■ To do
Print out the data below in full, exactly as written.

++++ Source data ++++

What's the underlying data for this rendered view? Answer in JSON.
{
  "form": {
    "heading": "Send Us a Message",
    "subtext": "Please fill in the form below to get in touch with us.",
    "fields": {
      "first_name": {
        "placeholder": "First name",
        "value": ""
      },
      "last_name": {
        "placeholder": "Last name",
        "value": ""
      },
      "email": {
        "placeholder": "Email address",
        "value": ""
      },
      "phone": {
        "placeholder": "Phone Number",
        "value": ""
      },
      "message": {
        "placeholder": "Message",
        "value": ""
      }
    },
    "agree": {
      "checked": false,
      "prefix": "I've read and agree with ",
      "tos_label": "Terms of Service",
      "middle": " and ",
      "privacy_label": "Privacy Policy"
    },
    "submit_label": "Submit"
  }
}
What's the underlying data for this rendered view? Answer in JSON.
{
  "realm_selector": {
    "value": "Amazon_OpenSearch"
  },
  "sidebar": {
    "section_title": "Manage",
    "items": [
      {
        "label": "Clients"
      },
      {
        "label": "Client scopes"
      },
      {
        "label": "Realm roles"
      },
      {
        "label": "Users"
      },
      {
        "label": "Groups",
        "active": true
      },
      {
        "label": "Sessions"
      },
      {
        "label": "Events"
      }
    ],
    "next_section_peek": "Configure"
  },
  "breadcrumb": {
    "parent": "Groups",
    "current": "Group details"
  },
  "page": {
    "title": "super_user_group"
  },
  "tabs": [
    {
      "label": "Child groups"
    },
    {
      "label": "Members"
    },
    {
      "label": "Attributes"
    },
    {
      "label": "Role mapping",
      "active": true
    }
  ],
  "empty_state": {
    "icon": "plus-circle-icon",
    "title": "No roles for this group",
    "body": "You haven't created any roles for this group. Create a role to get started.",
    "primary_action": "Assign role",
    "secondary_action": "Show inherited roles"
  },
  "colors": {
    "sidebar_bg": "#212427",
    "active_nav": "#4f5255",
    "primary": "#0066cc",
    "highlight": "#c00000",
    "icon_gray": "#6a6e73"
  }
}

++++

■ Task response
What's the underlying data for this rendered view? Answer in JSON.
{
  "form": {
    "heading": "Send Us a Message",
    "subtext": "Please fill in the form below to get in touch with us.",
    "fields": {
      "first_name": {
        "placeholder": "First name",
        "value": ""
      },
      "last_name": {
        "placeholder": "Last name",
        "value": ""
      },
      "email": {
        "placeholder": "Email address",
        "value": ""
      },
      "phone": {
        "placeholder": "Phone Number",
        "value": ""
      },
      "message": {
        "placeholder": "Message",
        "value": ""
      }
    },
    "agree": {
      "checked": false,
      "prefix": "I've read and agree with ",
      "tos_label": "Terms of Service",
      "middle": " and ",
      "privacy_label": "Privacy Policy"
    },
    "submit_label": "Submit"
  }
}
What's the underlying data for this rendered view? Answer in JSON.
{
  "realm_selector": {
    "value": "Amazon_OpenSearch"
  },
  "sidebar": {
    "section_title": "Manage",
    "items": [
      {
        "label": "Clients"
      },
      {
        "label": "Client scopes"
      },
      {
        "label": "Realm roles"
      },
      {
        "label": "Users"
      },
      {
        "label": "Groups",
        "active": true
      },
      {
        "label": "Sessions"
      },
      {
        "label": "Events"
      }
    ],
    "next_section_peek": "Configure"
  },
  "breadcrumb": {
    "parent": "Groups",
    "current": "Group details"
  },
  "page": {
    "title": "super_user_group"
  },
  "tabs": [
    {
      "label": "Child groups"
    },
    {
      "label": "Members"
    },
    {
      "label": "Attributes"
    },
    {
      "label": "Role mapping",
      "active": true
    }
  ],
  "empty_state": {
    "icon": "plus-circle-icon",
    "title": "No roles for this group",
    "body": "You haven't created any roles for this group. Create a role to get started.",
    "primary_action": "Assign role",
    "secondary_action": "Show inherited roles"
  },
  "colors": {
    "sidebar_bg": "#212427",
    "active_nav": "#4f5255",
    "primary": "#0066cc",
    "highlight": "#c00000",
    "icon_gray": "#6a6e73"
  }
}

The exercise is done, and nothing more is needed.